All entries must be set down once more, precisely as given.
SUPPLIED MATERIAL section start
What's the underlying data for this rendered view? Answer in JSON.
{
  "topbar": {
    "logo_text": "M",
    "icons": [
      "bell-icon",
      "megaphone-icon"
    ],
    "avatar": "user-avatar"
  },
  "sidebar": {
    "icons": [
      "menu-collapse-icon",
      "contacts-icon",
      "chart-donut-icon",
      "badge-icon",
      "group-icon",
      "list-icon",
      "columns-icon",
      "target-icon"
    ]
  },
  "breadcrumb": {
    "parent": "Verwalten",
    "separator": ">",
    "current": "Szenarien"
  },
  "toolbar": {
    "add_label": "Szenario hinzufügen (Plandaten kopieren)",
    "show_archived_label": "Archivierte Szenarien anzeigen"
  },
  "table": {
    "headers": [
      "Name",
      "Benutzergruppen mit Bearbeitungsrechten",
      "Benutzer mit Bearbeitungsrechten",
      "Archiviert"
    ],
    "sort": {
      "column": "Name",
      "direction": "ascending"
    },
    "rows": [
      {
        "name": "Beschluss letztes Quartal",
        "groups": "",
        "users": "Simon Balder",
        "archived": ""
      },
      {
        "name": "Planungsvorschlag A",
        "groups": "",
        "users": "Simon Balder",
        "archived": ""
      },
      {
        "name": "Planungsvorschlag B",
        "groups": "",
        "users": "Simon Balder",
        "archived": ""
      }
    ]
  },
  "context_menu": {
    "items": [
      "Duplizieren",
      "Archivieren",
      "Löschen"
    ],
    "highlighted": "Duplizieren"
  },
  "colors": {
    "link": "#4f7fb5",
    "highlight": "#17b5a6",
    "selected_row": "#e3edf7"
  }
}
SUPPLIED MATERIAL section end
▶ **ANSWER**
What's the underlying data for this rendered view? Answer in JSON.
{
  "topbar": {
    "logo_text": "M",
    "icons": [
      "bell-icon",
      "megaphone-icon"
    ],
    "avatar": "user-avatar"
  },
  "sidebar": {
    "icons": [
      "menu-collapse-icon",
      "contacts-icon",
      "chart-donut-icon",
      "badge-icon",
      "group-icon",
      "list-icon",
      "columns-icon",
      "target-icon"
    ]
  },
  "breadcrumb": {
    "parent": "Verwalten",
    "separator": ">",
    "current": "Szenarien"
  },
  "toolbar": {
    "add_label": "Szenario hinzufügen (Plandaten kopieren)",
    "show_archived_label": "Archivierte Szenarien anzeigen"
  },
  "table": {
    "headers": [
      "Name",
      "Benutzergruppen mit Bearbeitungsrechten",
      "Benutzer mit Bearbeitungsrechten",
      "Archiviert"
    ],
    "sort": {
      "column": "Name",
      "direction": "ascending"
    },
    "rows": [
      {
        "name": "Beschluss letztes Quartal",
        "groups": "",
        "users": "Simon Balder",
        "archived": ""
      },
      {
        "name": "Planungsvorschlag A",
        "groups": "",
        "users": "Simon Balder",
        "archived": ""
      },
      {
        "name": "Planungsvorschlag B",
        "groups": "",
        "users": "Simon Balder",
        "archived": ""
      }
    ]
  },
  "context_menu": {
    "items": [
      "Duplizieren",
      "Archivieren",
      "Löschen"
    ],
    "highlighted": "Duplizieren"
  },
  "colors": {
    "link": "#4f7fb5",
    "highlight": "#17b5a6",
    "selected_row": "#e3edf7"
  }
}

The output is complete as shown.